Martinez businessman sentenced to prison for mortgage fraud

Business owner defrauded federal lender

EDITOR'S NOTE: A previous version of this story incorrectly reported Fred Layman's ownership status of North Augusta country club.



Fred Layman stood before a federal judge Wednesday as a broken man, pausing to collect his composure as he read an apology he spent a year writing.

Seven months after pleading guilty to charges of mortgage fraud, the North Augusta Country Club owner asked for a mulligan from U.S. District Judge Randall Hall.

“I made a decision five years ago that went against my upbringing,” Layman said. “There are no excuses, and I take full responsibility.”

Layman bought the 135-acre country club in April 2007. Its main building was destroyed in a suspicious fire four days later.

The apology capped a two-hour sentence hearing for the Martinez businessman, who is accused of having his stepdaughter falsify financial information on mortgage loan applications involving the federal lender Fannie Mae between December 2006 and December 2007. He faced more than two years in federal prison, but Hall made a downward departure in the sentencing guidelines and sentenced Layman to 16 months in prison, followed by three years’ probation.

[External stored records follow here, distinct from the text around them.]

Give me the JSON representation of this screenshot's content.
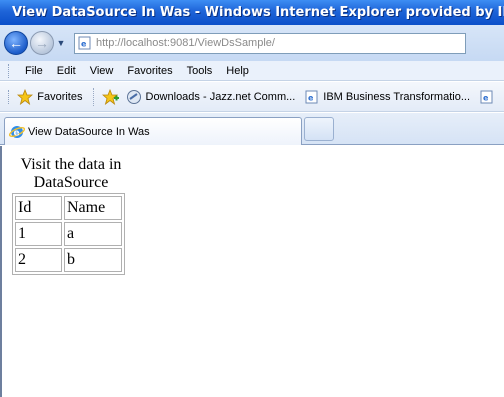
{
  "window": {
    "title": "View DataSource In Was - Windows Internet Explorer provided by IBM"
  },
  "address_bar": {
    "url": "http://localhost:9081/ViewDsSample/"
  },
  "menu": {
    "items": [
      "File",
      "Edit",
      "View",
      "Favorites",
      "Tools",
      "Help"
    ]
  },
  "favorites_bar": {
    "favorites_label": "Favorites",
    "links": [
      "Downloads - Jazz.net Comm...",
      "IBM Business Transformatio..."
    ]
  },
  "tabs": {
    "active_label": "View DataSource In Was"
  },
  "page": {
    "heading": "Visit the data in DataSource",
    "table": {
      "headers": [
        "Id",
        "Name"
      ],
      "rows": [
        [
          "1",
          "a"
        ],
        [
          "2",
          "b"
        ]
      ]
    }
  },
  "colors": {
    "titlebar": "#1e64d8",
    "toolbar": "#d7e5f8"
  }
}
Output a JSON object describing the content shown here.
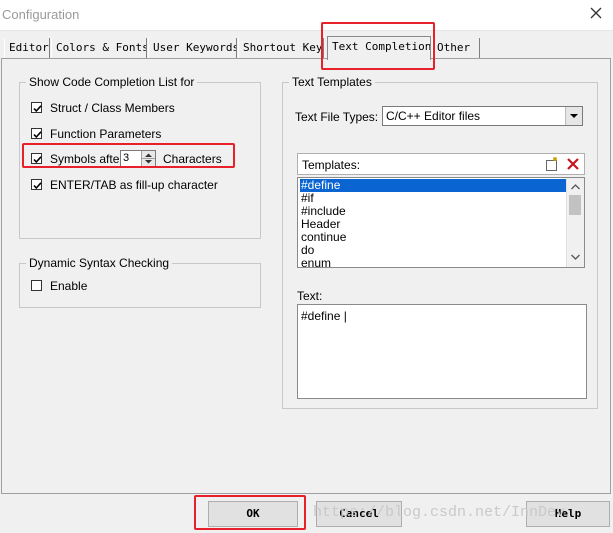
{
  "window": {
    "title": "Configuration"
  },
  "tabs": [
    {
      "label": "Editor"
    },
    {
      "label": "Colors & Fonts"
    },
    {
      "label": "User Keywords"
    },
    {
      "label": "Shortout Keys"
    },
    {
      "label": "Text Completion"
    },
    {
      "label": "Other"
    }
  ],
  "completion": {
    "group_title": "Show Code Completion List for",
    "struct_members": {
      "label": "Struct / Class Members",
      "checked": true
    },
    "function_params": {
      "label": "Function Parameters",
      "checked": true
    },
    "symbols": {
      "label": "Symbols after",
      "value": "3",
      "suffix": "Characters",
      "checked": true
    },
    "enter_tab": {
      "label": "ENTER/TAB as fill-up character",
      "checked": true
    }
  },
  "syntax": {
    "group_title": "Dynamic Syntax Checking",
    "enable": {
      "label": "Enable",
      "checked": false
    }
  },
  "templates": {
    "group_title": "Text Templates",
    "file_types_label": "Text File Types:",
    "file_types_value": "C/C++ Editor files",
    "list_label": "Templates:",
    "items": [
      "#define",
      "#if",
      "#include",
      "Header",
      "continue",
      "do",
      "enum"
    ],
    "selected_index": 0,
    "text_label": "Text:",
    "text_value": "#define |"
  },
  "buttons": {
    "ok": "OK",
    "cancel": "Cancel",
    "help": "Help"
  },
  "watermark": "https://blog.csdn.net/InnDev",
  "colors": {
    "highlight": "#e8202a",
    "selection": "#0a64d2"
  }
}
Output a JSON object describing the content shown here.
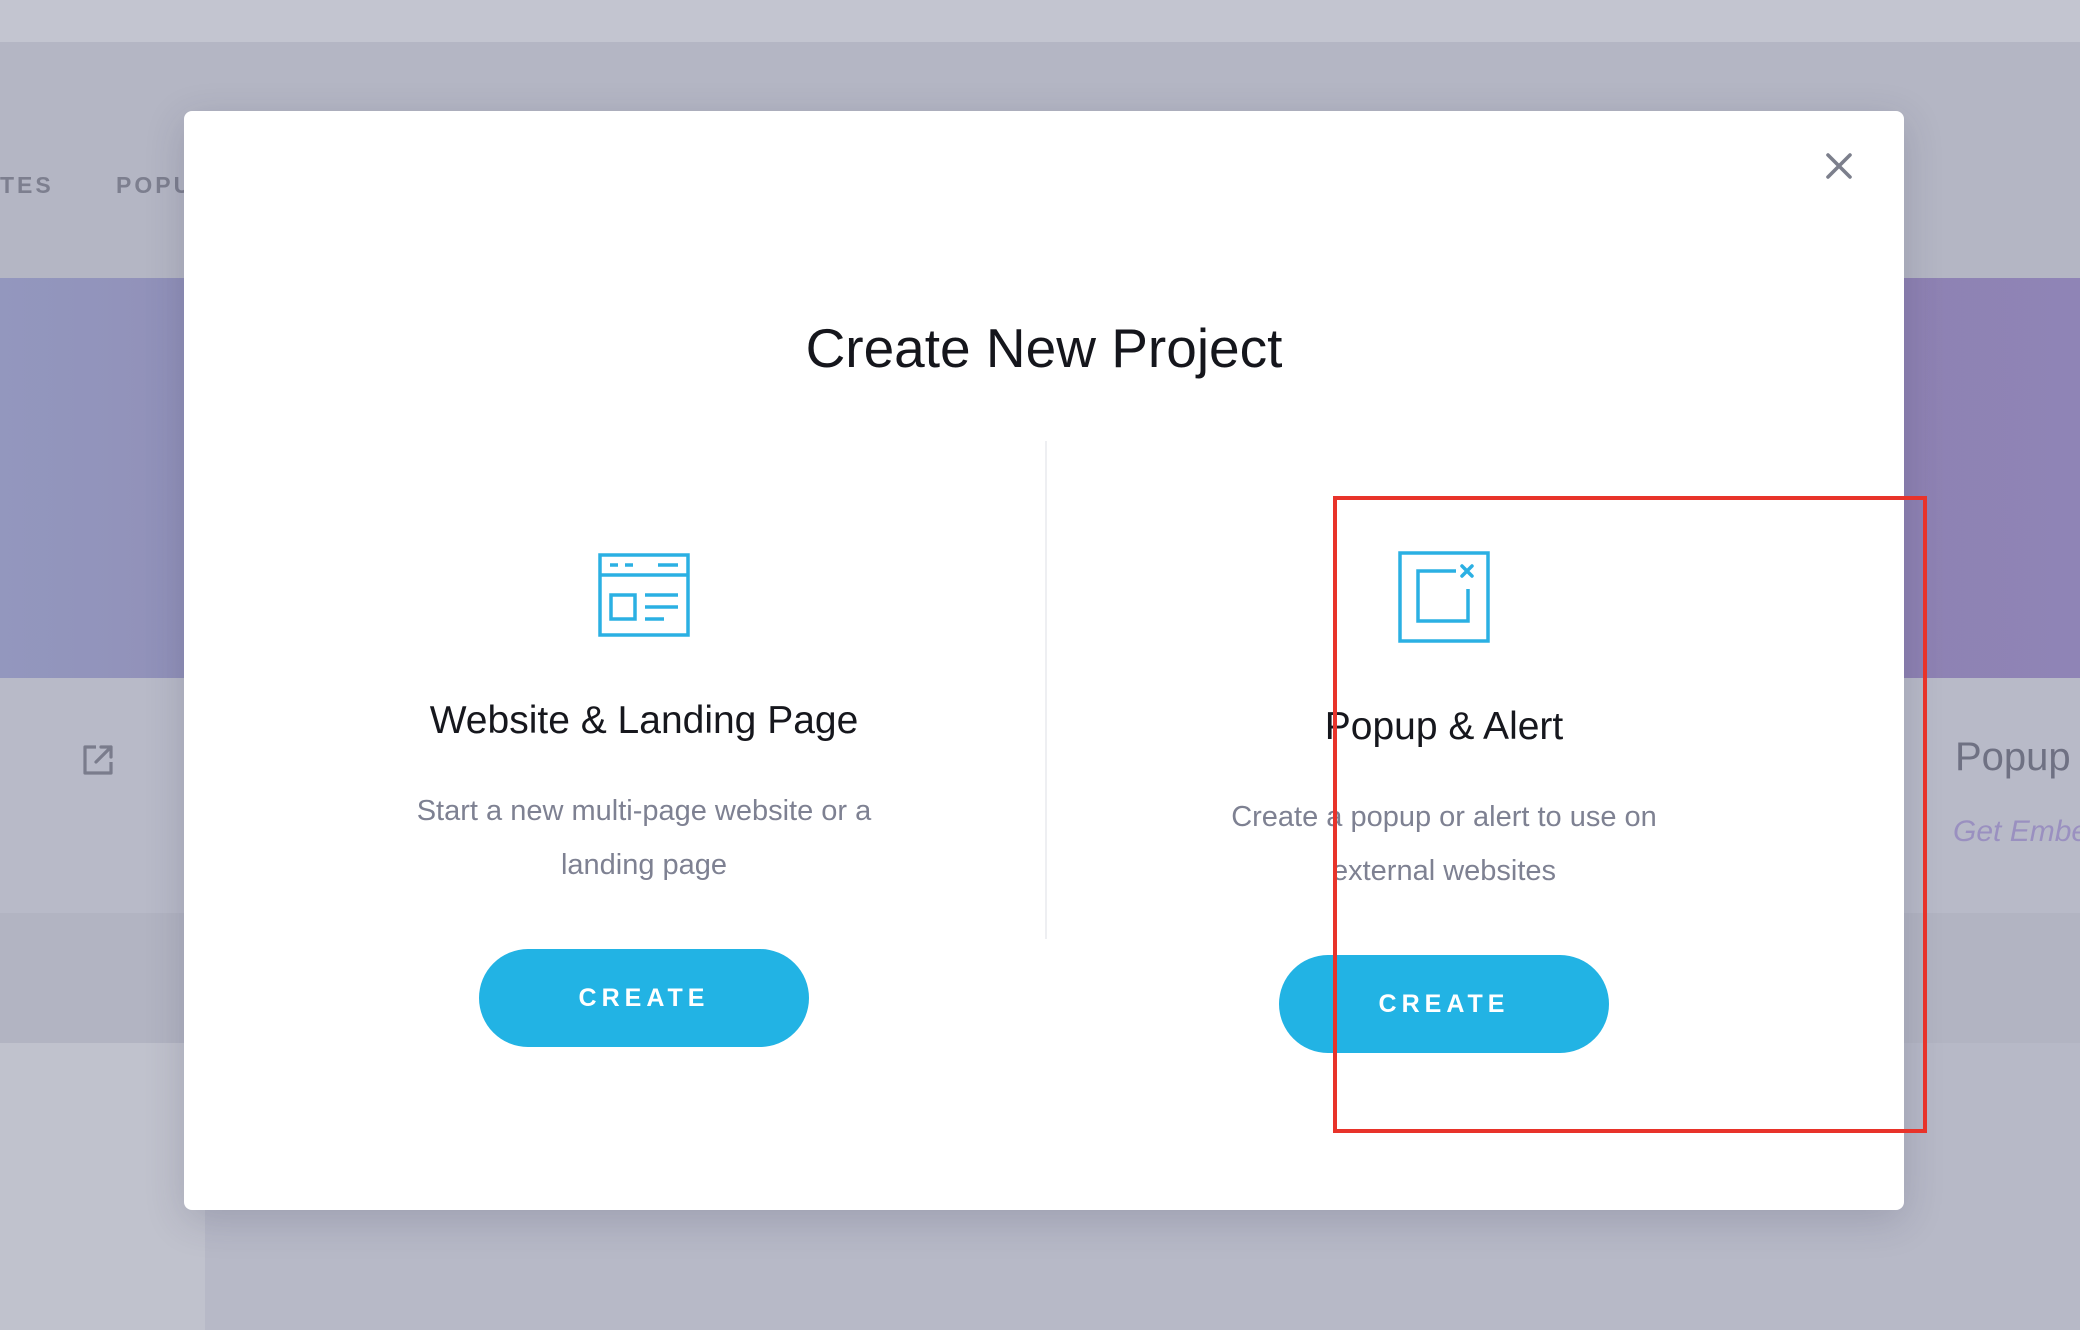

It was still a blow for Layman’s supporters, who showed up in hopes of convincing the judge to give Layman just probation.

His stepdaughter, Leah Naz­zaro, who was not involved in the scheme, said her stepfather is not the person he has been portrayed to be.

“What’s said about him is far apart from who he is. It’s black and white,” Nazzaro said.

After more than an hour of sympathetic testimony, Assistant United States Attorney David Stewart made the argument that by defrauding a federally backed institution, Layman was hurting the taxpayers of America.

Hall repeated that assertion in delivering the sentence.

The taxpayers “are in fact all of us in this room,” Hall said.